- **Try it**:
Each line containing the word "number" must be copied from the material below.

- **Records for processing**:
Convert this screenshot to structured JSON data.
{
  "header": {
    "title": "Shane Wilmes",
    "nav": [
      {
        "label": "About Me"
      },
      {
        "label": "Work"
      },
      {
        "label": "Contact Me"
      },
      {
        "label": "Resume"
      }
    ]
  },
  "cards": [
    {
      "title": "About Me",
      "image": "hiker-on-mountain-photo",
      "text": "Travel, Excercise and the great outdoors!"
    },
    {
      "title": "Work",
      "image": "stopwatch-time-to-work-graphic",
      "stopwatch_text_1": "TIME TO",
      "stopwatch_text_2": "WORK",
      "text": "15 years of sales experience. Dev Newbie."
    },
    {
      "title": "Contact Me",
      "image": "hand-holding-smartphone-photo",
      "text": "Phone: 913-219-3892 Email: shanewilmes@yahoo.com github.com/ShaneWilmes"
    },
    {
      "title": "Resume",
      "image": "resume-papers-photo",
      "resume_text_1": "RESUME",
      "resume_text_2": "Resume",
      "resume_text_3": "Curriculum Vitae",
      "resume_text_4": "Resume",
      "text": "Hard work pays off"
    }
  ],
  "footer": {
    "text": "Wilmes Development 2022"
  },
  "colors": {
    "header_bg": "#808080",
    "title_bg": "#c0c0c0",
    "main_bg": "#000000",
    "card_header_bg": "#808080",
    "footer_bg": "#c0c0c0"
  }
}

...

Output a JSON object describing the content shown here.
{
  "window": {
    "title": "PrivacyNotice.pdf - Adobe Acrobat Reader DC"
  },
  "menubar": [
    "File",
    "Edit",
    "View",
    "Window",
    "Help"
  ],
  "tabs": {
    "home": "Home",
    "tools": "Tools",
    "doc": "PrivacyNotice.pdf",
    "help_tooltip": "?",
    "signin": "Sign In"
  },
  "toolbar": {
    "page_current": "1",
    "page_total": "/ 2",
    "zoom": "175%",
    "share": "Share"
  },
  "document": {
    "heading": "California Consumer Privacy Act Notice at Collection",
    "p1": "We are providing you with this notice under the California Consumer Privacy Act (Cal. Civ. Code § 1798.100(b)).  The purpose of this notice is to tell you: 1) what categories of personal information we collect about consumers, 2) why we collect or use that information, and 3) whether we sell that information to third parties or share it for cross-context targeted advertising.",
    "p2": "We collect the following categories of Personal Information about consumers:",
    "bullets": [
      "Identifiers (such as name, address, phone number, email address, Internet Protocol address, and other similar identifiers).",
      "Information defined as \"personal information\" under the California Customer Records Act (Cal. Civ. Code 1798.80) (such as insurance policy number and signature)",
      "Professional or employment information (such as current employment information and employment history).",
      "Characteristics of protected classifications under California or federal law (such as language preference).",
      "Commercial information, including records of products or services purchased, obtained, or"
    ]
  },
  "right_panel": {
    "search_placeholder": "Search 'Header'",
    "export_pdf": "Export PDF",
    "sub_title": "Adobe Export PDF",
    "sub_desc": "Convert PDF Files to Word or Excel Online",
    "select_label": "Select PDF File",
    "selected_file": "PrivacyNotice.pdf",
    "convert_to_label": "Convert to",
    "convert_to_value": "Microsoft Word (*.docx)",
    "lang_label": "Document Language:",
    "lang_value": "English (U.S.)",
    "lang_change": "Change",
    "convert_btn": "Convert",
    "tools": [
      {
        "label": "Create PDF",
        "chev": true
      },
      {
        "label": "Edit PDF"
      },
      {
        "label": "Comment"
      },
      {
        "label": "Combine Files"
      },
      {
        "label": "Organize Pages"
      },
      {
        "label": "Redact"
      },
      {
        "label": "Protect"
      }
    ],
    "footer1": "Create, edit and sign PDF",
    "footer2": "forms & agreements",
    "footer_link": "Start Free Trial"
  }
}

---

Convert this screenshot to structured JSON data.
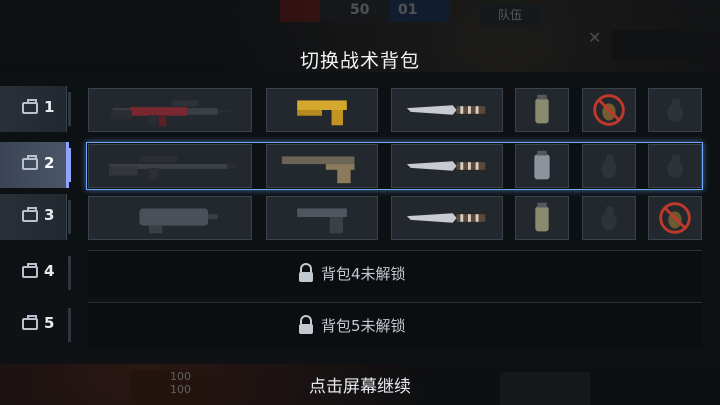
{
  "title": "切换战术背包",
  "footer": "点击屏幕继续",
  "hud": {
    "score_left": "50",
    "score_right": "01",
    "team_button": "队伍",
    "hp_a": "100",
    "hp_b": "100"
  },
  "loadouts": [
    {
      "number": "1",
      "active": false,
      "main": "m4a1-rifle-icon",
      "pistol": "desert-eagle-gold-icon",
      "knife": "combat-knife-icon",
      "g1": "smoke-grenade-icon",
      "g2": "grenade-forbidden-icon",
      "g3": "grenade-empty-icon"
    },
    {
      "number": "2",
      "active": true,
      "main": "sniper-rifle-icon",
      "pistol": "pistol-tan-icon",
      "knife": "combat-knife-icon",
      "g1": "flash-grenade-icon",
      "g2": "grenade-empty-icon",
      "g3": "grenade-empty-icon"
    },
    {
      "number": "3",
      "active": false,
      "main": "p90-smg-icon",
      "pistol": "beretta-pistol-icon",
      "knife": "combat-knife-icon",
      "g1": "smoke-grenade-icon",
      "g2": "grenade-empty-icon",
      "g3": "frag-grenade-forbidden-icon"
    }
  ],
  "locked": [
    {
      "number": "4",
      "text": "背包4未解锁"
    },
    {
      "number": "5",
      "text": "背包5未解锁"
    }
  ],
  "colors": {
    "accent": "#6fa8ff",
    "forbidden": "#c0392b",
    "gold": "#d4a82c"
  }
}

- **Written response**:
      "Identifiers (such as name, address, phone number, email address, Internet Protocol address, and other similar identifiers).",
      "Information defined as \"personal information\" under the California Customer Records Act (Cal. Civ. Code 1798.80) (such as insurance policy number and signature)",
      "number": "1",
      "number": "2",
      "number": "3",
      "number": "4",
      "number": "5",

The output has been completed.